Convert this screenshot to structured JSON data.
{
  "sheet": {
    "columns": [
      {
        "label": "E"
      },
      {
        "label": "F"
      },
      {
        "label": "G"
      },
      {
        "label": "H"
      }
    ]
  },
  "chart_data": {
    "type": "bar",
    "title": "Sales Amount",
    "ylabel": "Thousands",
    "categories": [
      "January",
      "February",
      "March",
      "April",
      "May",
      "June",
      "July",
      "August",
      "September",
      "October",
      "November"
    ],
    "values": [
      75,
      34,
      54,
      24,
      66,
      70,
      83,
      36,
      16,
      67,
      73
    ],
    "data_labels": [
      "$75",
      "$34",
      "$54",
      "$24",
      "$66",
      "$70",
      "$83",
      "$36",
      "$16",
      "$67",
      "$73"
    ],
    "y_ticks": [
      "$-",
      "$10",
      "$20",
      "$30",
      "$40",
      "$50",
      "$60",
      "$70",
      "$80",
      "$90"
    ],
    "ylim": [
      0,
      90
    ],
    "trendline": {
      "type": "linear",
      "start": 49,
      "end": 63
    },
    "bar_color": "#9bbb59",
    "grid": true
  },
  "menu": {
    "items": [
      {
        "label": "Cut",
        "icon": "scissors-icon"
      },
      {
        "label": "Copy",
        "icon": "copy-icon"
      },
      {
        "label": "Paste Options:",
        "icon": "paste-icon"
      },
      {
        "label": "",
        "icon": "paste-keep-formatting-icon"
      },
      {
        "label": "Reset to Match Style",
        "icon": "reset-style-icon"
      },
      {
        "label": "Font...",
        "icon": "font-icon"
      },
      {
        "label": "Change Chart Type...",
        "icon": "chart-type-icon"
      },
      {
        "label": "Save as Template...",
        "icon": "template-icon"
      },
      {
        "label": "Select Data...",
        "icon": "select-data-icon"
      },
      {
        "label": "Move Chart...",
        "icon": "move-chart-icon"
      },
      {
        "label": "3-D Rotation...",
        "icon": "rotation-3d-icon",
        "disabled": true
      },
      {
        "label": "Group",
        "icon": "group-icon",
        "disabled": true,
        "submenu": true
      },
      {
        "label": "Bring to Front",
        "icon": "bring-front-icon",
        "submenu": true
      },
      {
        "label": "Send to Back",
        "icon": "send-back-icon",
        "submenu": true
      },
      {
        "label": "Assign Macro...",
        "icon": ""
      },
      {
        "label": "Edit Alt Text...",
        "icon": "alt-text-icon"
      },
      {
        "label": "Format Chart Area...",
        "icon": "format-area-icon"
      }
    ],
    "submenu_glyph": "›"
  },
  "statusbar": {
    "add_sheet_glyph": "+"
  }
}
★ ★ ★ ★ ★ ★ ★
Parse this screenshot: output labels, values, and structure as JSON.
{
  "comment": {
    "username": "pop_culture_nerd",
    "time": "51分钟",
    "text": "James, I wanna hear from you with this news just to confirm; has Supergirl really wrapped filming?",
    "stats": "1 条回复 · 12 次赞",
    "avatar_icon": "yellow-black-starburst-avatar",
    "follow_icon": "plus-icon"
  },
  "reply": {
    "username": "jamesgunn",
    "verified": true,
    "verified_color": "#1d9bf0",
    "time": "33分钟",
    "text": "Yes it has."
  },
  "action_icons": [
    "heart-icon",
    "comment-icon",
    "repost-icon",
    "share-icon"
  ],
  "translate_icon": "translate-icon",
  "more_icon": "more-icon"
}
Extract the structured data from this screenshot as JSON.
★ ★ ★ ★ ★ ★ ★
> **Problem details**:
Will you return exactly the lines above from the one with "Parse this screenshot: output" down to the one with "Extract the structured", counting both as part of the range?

> **Reply to the task**:
Parse this screenshot: output labels, values, and structure as JSON.
{
  "comment": {
    "username": "pop_culture_nerd",
    "time": "51分钟",
    "text": "James, I wanna hear from you with this news just to confirm; has Supergirl really wrapped filming?",
    "stats": "1 条回复 · 12 次赞",
    "avatar_icon": "yellow-black-starburst-avatar",
    "follow_icon": "plus-icon"
  },
  "reply": {
    "username": "jamesgunn",
    "verified": true,
    "verified_color": "#1d9bf0",
    "time": "33分钟",
    "text": "Yes it has."
  },
  "action_icons": [
    "heart-icon",
    "comment-icon",
    "repost-icon",
    "share-icon"
  ],
  "translate_icon": "translate-icon",
  "more_icon": "more-icon"
}
Extract the structured data from this screenshot as JSON.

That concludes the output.